Provided material>
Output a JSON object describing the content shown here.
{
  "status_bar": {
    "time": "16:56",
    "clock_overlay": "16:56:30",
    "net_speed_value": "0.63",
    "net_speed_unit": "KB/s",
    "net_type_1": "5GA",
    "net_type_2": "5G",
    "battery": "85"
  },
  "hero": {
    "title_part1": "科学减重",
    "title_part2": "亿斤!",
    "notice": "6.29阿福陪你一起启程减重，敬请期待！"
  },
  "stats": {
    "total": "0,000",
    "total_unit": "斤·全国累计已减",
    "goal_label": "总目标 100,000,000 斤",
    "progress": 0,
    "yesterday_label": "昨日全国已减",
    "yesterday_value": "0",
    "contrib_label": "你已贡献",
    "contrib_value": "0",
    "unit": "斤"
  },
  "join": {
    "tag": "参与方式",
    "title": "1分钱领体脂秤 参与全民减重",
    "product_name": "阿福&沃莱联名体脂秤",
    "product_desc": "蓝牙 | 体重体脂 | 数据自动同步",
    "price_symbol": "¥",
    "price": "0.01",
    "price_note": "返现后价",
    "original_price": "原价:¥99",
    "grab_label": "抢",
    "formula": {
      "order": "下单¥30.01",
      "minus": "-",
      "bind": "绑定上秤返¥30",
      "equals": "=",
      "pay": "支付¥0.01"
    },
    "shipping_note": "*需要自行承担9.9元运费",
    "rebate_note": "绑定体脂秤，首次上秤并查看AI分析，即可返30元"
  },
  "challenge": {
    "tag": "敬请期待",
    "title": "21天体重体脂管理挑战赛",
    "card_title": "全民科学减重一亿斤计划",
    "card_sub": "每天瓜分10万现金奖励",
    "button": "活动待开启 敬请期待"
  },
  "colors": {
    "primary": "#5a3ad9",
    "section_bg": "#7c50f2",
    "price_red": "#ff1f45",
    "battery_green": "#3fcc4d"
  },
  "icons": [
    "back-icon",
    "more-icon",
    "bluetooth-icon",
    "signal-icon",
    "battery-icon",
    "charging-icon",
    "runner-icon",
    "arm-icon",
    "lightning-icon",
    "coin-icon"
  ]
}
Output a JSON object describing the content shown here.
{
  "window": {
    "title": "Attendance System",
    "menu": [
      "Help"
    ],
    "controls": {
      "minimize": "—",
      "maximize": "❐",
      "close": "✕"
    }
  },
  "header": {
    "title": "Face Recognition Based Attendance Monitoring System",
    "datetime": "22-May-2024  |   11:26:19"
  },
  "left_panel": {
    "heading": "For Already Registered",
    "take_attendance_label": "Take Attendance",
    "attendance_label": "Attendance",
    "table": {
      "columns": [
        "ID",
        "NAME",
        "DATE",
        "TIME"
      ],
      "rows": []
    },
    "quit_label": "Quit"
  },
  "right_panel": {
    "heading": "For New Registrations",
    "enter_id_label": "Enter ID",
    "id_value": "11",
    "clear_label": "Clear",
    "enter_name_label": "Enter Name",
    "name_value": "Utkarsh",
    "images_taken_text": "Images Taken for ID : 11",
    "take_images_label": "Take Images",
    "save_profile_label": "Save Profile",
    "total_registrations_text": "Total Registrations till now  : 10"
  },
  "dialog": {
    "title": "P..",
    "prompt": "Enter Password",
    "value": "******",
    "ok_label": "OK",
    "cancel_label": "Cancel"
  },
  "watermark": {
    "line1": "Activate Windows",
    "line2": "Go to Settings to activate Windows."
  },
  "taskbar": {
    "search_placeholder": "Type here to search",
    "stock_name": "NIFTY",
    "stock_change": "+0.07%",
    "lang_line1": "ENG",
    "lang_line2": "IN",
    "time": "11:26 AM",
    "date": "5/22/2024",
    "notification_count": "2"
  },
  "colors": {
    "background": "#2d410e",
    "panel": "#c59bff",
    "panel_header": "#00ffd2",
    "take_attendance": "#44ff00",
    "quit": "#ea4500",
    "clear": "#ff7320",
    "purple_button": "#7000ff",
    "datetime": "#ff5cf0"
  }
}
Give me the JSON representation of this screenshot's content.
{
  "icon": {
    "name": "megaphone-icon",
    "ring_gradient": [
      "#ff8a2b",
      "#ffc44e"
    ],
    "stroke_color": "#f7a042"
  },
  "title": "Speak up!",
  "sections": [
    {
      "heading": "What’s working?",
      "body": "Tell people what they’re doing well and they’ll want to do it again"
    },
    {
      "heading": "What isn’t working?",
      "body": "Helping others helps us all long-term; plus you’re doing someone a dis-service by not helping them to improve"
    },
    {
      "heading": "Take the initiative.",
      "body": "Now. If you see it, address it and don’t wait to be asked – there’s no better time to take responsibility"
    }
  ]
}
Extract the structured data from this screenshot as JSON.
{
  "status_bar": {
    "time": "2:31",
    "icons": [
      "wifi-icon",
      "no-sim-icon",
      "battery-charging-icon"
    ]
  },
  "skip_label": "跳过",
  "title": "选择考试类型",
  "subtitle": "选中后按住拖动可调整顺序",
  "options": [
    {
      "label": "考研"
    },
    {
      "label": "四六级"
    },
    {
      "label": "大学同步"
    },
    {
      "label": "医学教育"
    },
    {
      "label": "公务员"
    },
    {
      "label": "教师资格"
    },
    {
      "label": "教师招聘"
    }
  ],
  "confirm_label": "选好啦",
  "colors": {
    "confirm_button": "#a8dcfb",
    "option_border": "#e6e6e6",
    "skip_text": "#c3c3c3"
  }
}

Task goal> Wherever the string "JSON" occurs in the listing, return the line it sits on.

The completed task>
Output a JSON object describing the content shown here.
Output a JSON object describing the content shown here.
Give me the JSON representation of this screenshot's content.
Extract the structured data from this screenshot as JSON.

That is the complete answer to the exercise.